__WHAT IS BEING ASKED__:
Scan the entries for lines with the word "this", then copy those lines.

** INPUT RECORDS follows **

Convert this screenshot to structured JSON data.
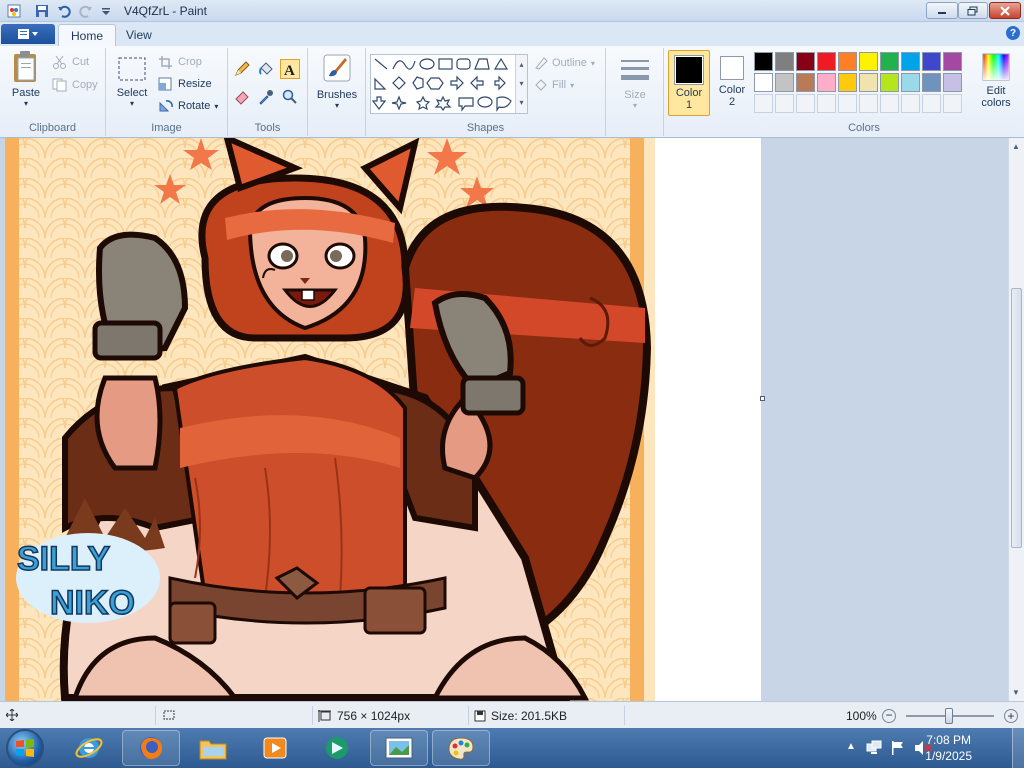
{
  "window": {
    "title": "V4QfZrL - Paint"
  },
  "tabs": [
    {
      "label": "Home"
    },
    {
      "label": "View"
    }
  ],
  "ribbon": {
    "clipboard": {
      "label": "Clipboard",
      "paste": "Paste",
      "cut": "Cut",
      "copy": "Copy"
    },
    "image": {
      "label": "Image",
      "select": "Select",
      "crop": "Crop",
      "resize": "Resize",
      "rotate": "Rotate"
    },
    "tools": {
      "label": "Tools"
    },
    "brushes": {
      "label": "Brushes"
    },
    "shapes": {
      "label": "Shapes",
      "outline": "Outline",
      "fill": "Fill"
    },
    "size": {
      "label": "Size"
    },
    "color1": {
      "label": "Color",
      "num": "1",
      "color": "#000000"
    },
    "color2": {
      "label": "Color",
      "num": "2",
      "color": "#ffffff"
    },
    "colors": {
      "label": "Colors",
      "edit": "Edit",
      "edit2": "colors"
    },
    "palette_row1": [
      "#000000",
      "#7f7f7f",
      "#880015",
      "#ed1c24",
      "#ff7f27",
      "#fff200",
      "#22b14c",
      "#00a2e8",
      "#3f48cc",
      "#a349a4"
    ],
    "palette_row2": [
      "#ffffff",
      "#c3c3c3",
      "#b97a57",
      "#ffaec9",
      "#ffc90e",
      "#efe4b0",
      "#b5e61d",
      "#99d9ea",
      "#7092be",
      "#c8bfe7"
    ]
  },
  "artwork": {
    "logo_line1": "SILLY",
    "logo_line2": "NIKO"
  },
  "status": {
    "dimensions": "756 × 1024px",
    "size": "Size: 201.5KB",
    "zoom": "100%"
  },
  "taskbar": {
    "time": "7:08 PM",
    "date": "1/9/2025"
  },
  "colors": {
    "accent": "#2d5a90",
    "ribbon": "#f5f8fc"
  }
}
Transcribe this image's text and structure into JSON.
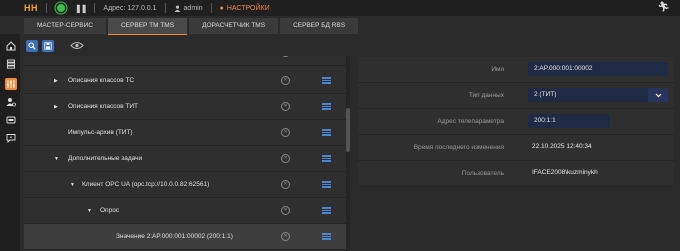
{
  "topbar": {
    "logo": "HH",
    "address": "Адрес: 127.0.0.1",
    "user": "admin",
    "settings": "НАСТРОЙКИ"
  },
  "tabs": [
    {
      "label": "МАСТЕР-СЕРВИС",
      "active": false
    },
    {
      "label": "СЕРВЕР ТМ TMS",
      "active": true
    },
    {
      "label": "ДОРАСЧЕТЧИК TMS",
      "active": false
    },
    {
      "label": "СЕРВЕР БД RBS",
      "active": false
    }
  ],
  "tree": {
    "rows": [
      {
        "label": "Описания классов ТС",
        "arrow": "▶"
      },
      {
        "label": "Описания классов ТИТ",
        "arrow": "▶"
      },
      {
        "label": "Импульс-архив (ТИТ)",
        "arrow": ""
      },
      {
        "label": "Дополнительные задачи",
        "arrow": "▼"
      },
      {
        "label": "Клиент OPC UA (opc.tcp://10.0.0.82:62561)",
        "arrow": "▼"
      },
      {
        "label": "Опрос",
        "arrow": "▼"
      },
      {
        "label": "Значение 2:AP.000:001:00002 (200:1:1)",
        "arrow": ""
      }
    ]
  },
  "properties": {
    "name_label": "Имя",
    "name_value": "2:AP.000:001:00002",
    "type_label": "Тип данных",
    "type_value": "2 (ТИТ)",
    "address_label": "Адрес телепараметра",
    "address_value": "200:1:1",
    "modified_label": "Время последнего изменения",
    "modified_value": "22.10.2025 12:40:34",
    "user_label": "Пользователь",
    "user_value": "IFACE2008\\kuzminykh"
  },
  "colors": {
    "accent": "#f08a3c",
    "button": "#3d6fb8",
    "play": "#3cc14a"
  }
}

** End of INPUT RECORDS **

__EXERCISE OUTPUT__:
Convert this screenshot to structured JSON data.
Transcribe this image's text and structure into JSON.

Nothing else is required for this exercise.